Do parties always need a valid reason to terminate a contract? The short answer is yes, you do need a valid reason to terminate your contract. This is generally referred to as "termination for cause" right, unless you have a "termination for convenience" clause in your contract that will enable you to exit the contract without having a reason for doing so.
A termination for convenience clause is often one of the most contentious clauses discussed during contract negotiations due to the power it grants to a contracting party, who is entitled to exit the contract at any time and for no specific reason.
Contracting parties view a termination for convenience clause as being risky for various reasons:
- Service provider's perspective: if a customer terminates an
agreement early for convenience, it may expose the service provider
to various stranded capital costs and expenses that it had already
incurred for purposes of providing a specific service to its
customer, as well as foregoing the revenue forecasted for the
duration of the contract. It may also have an impact on revenue

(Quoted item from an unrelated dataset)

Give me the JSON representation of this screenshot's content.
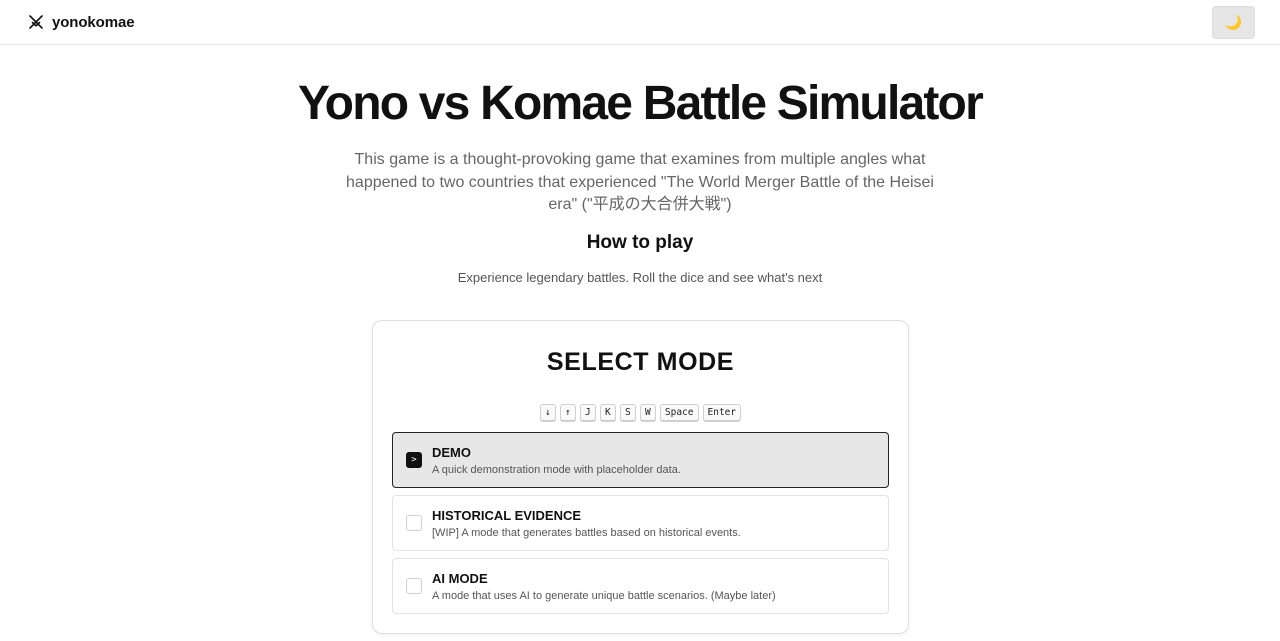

recognition and the company's overall valuation and
marketability in the case of any future intended sale of the
- Customer's perspective: an early termination right for the service provider may interrupt the customer's business operations, and may result in the customer having to incur exorbitant costs to migrate or transition the services to a different service provider (especially if the services are critical to the customer's business operations). It may also result in significant interruption and disruption to the customer's overall IT environment, where the services being terminated are integrated into the customer's wider IT environment.
To overcome the risks mentioned above, the contracting parties may generally request that additional provisions be included as part of the termination for convenience clause:
- Service providers may request a termination fee and/or that the
customer pays any stranded capital costs and out-of-pocket expenses
incurred by the service provider as a result of the early
termination. This will ensure that the service provider is in a
position to "claw-back" costs and expenses. In extreme
circumstances, it may also include payment of the service
provider's fees for the remainder of the agreement or part
- Although very rarely accepted by customers, those who do agree to the inclusion of a termination for convenience clause in favour of the service provider will often request a longer notice period for termination, guarantees in respect of transition activities and costs, possible refunds or part refunds of any upfront investment costs, and that the service provider contributes to the (reasonable) costs incurred by the customer in migrating or transitioning the services to a different service provider, including any future data migration and IT integration costs.
There are many different ways to draft a termination for convenience clause, but the wording will depend on various factors including:
- the nature of the risks;
- whether the services are critical to the business operations of the customer;
- if there are any foreseeable stranded capital costs or out-of-pocket expenses;
- the history of the business relationship (whether it is a new or long-standing relationship) and whether the parties have successfully concluded and performed under other agreements during their business relationship; and
- the negotiating power of the parties.
A termination for convenience clause may be beneficial to the parties in the unlikely event that the business relationship deteriorates to the point of no return, or where they wish to exit the contract for a reason that has not been listed as a ground for termination under the termination for cause clause. For example, this may include where a contracting party has a change in strategy; or if a party no longer requires, can no longer afford, or can no longer render the services; or even where technology may be outdated and too expensive to run.
As contentious as a termination for convenience clause may be, from a customer perspective it is essential to include it in an IT contract, especially for longer-term contracts. From a service provider perspective, it is debatable whether such a clause is required, with some reasons having merit and others being dubious.
The content of this article is intended to provide a general guide to the subject matter. Specialist advice should be sought about your specific circumstances.